Reconstruction of line illusion from human brain activity
Fan Cheng, Tomoyasu Horikawa, Advanced Telecommunications Research Institute International(ATR), Japan; Kei Majima, Yukiyasu Kamitani, Kyoto University, Japan
Posters 3 Poster
Pacific Ballroom H-O
Sat, 27 Aug, 19:30 - 21:30 Pacific Time (UTC -8)

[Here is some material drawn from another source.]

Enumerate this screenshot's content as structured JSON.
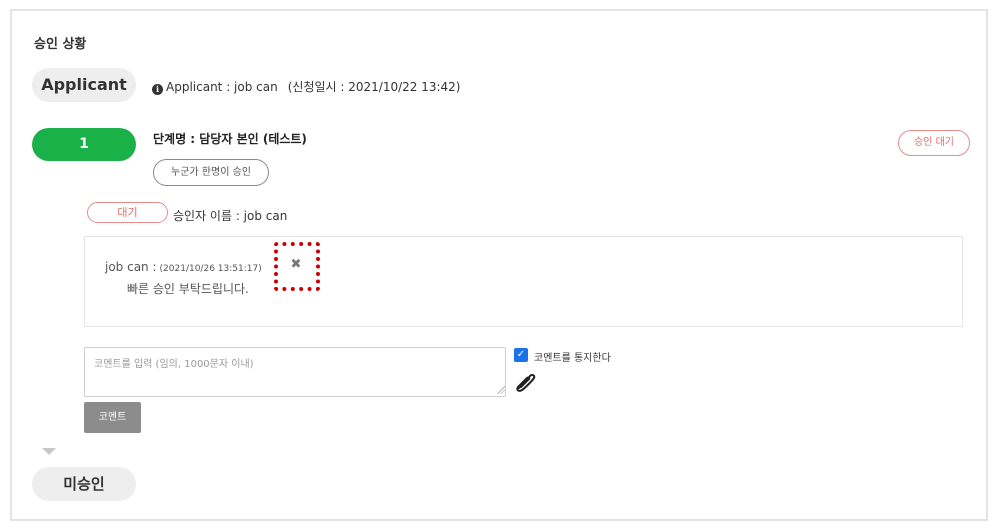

Visual illusions are the subjective experiences that deviate from physical features of stimuli, which are vital for understanding perception and brain. Although neural units that correspond similarly to illusory and real lines were discovered, there remains a gap between local neural activations and global percepts. To advance our understanding of how visual areas represent line illusions, we sought to reconstruct illusory percepts as images from brain activity. We leveraged deep neural network (DNN), a powerful tool for extracting image features represented by DNN unit activations, and trained linear decoders to predict DNN features of natural images using brain responses to the same images, assuming that stimulus features unambiguously correspond to the perceptual features encoded in the brain activity. The trained decoders were applied to brain responses to illusion-inducing abutting lines to obtain brain-decoded features, which were then passed to an image generator for reconstruction. Both inducer and illusory lines were reconstructed from brain-decoded features, whereas only inducer lines were reconstructed from stimulus features. The proportions of principal orientations in reconstructions that matched illusory orientation were highest in V2/V3, followed by V1/V4, and then higher areas. These results demonstrate the success of illusory line reconstruction and region-specific representations of line illusion.